> Your instructions:
The answer must be a single number: the count of lines in these records that hold "weekday".

> Extracted information:

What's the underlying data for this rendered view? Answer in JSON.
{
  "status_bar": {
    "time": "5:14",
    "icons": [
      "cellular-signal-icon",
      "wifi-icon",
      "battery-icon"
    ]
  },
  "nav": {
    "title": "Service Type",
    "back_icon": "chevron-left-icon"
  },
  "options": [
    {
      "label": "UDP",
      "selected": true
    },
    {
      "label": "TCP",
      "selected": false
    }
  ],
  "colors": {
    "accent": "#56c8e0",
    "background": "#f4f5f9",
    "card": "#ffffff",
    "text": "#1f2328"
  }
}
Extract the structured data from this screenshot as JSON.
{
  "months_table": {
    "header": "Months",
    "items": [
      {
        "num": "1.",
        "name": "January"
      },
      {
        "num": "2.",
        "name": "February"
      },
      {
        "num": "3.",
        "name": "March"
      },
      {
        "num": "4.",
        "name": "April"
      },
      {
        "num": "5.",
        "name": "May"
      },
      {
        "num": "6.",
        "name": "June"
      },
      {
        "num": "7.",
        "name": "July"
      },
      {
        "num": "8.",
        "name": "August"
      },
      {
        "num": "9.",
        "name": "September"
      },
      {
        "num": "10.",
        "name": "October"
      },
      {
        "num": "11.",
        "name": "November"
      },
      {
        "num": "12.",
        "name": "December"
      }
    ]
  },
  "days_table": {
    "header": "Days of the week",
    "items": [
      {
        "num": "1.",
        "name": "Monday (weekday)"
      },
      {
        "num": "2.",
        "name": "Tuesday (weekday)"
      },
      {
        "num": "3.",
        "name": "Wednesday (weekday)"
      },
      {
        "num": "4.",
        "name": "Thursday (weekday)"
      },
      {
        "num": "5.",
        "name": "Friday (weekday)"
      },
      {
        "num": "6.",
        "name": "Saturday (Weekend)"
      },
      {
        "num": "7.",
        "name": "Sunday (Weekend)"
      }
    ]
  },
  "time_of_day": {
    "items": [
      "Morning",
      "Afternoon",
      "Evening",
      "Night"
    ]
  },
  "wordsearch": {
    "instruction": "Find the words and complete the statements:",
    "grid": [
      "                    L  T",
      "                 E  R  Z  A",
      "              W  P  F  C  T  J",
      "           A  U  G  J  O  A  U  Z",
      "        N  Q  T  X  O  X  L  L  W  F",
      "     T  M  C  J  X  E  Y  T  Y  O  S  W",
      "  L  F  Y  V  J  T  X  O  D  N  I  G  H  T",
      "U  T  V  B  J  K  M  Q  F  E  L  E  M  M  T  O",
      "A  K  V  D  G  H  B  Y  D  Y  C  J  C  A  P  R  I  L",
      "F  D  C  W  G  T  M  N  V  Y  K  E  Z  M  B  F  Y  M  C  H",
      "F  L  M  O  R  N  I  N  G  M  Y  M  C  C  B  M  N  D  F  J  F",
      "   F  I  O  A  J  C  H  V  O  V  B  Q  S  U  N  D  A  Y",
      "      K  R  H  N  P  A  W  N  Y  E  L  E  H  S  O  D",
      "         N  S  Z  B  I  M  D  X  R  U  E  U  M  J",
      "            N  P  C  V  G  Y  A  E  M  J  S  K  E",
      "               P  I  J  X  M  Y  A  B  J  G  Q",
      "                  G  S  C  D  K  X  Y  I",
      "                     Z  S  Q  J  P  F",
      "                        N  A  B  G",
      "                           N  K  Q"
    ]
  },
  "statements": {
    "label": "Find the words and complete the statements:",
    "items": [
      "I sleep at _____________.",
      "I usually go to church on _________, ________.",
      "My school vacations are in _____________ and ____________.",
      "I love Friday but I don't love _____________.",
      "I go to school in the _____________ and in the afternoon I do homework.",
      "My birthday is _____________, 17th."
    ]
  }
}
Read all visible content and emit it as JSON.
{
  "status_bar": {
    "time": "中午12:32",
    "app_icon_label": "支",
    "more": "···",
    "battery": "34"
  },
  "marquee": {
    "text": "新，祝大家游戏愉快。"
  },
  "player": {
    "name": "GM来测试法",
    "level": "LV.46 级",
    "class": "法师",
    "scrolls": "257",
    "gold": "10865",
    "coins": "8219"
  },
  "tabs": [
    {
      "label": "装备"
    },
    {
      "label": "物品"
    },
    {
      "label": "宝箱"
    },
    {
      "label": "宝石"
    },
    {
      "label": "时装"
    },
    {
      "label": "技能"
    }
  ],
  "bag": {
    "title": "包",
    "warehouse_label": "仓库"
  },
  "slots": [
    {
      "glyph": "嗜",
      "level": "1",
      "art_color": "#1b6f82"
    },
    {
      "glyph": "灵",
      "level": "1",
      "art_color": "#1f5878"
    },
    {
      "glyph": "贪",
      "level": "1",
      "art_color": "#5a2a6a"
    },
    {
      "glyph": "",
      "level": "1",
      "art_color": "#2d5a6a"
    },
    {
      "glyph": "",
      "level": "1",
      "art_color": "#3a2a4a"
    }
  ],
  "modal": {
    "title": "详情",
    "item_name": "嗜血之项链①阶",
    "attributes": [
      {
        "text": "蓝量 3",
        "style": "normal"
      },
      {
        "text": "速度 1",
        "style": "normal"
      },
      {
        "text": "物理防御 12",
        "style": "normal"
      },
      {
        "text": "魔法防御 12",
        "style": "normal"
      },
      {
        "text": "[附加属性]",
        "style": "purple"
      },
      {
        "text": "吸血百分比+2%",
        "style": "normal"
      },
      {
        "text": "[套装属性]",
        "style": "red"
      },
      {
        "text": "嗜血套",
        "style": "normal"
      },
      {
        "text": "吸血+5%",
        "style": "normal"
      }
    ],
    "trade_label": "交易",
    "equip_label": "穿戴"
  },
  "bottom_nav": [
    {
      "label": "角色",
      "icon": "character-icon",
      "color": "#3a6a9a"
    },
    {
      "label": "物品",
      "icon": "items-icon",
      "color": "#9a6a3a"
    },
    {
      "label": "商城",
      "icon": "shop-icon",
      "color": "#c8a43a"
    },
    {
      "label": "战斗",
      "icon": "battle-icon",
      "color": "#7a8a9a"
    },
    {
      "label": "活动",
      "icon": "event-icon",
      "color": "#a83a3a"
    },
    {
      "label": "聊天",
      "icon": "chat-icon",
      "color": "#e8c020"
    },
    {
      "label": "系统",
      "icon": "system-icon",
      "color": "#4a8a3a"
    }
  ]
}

> Written solution:
5